Among the facts that Ricciardi and Demos left out were Avery's past convictions for violent crimes, including an incident in which he held a female cousin at gunpoint. Also underplayed is Avery's relationship to Halbach before the murder (she had described him in previous encounters as creepy and on the day of her disappearance he had requested her by name to photograph his car). The DNA belonging to Avery discovered on the hood latch of Halbach's car came not from blood but instead from epithelial cells (sweat, skin, or saliva) that would be nearly impossible to plant.
Perhaps most disturbingly, particularly given his pivotal role in the case and his positioning as the show's most tragic figure, Avery's teenage cousin Brendan Dassey previously made admissions that his uncle inappropriately touched him.
None of these facts on their own wholly discredit Avery's claim of innocence, but they do give insight into the realities of how murder cases are tried and shows the prosecutor's point of view. They would have helped provide a holistic view of a fascinating case and given the reader context to question the value of guilt and innocence in our criminal justice system.
Is it possible his 13 years in prison actually turned Steven Avery into a sexually sadistic killer? Where does law enforcement draw the line between securing a case and deliberately mishandling evidence? And on the question of false confessions: have so many people ever witnessed an aggressive interrogation and its aftermath in the devastating detail of Dassey's?

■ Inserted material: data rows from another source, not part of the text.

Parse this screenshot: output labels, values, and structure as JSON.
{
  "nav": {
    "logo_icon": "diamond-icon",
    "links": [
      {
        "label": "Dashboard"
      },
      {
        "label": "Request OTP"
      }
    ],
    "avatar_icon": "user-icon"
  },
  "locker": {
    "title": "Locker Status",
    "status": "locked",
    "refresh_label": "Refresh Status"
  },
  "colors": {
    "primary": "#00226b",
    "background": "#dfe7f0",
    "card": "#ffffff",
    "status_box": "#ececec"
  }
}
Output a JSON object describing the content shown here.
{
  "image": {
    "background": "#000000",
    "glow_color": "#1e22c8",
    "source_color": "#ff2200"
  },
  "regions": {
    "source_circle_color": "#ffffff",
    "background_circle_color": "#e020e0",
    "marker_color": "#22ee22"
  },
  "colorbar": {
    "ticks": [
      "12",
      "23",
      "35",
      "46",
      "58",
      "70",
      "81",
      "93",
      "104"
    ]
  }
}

Addressing any of these questions on their own would have made for a stunning interrogation of criminal justice. But rather than present the case objectively, the filmmakers omitted facts in order to keep access to Avery and to present a simplified storyline. They were so successful in this effort that more than viewers started a petition asking President Barack Obama to grant Avery and Dassey new trials. Of course, they were tried by the state of Wisconsin and therefore the federal government would have no jurisdiction to ask for a new trial, but that didn't stop 130,000 people from signing.
Netflix has stated that season 2 of Making a Murderer will focus on the post-conviction process for Dassey and Avery. The filmmakers have repeatedly denied any accusations of bias in the first season, and it's clear they have the gift of deep empathy and the ability to create a riveting narrative. If season 2 can capitalize on those strengths while also committing to sharing an unvarnished portrayal of the facts, it has the potential to be among the best examples of its genre. But first it will need to right its original wrongs, which will force it to become a very different show.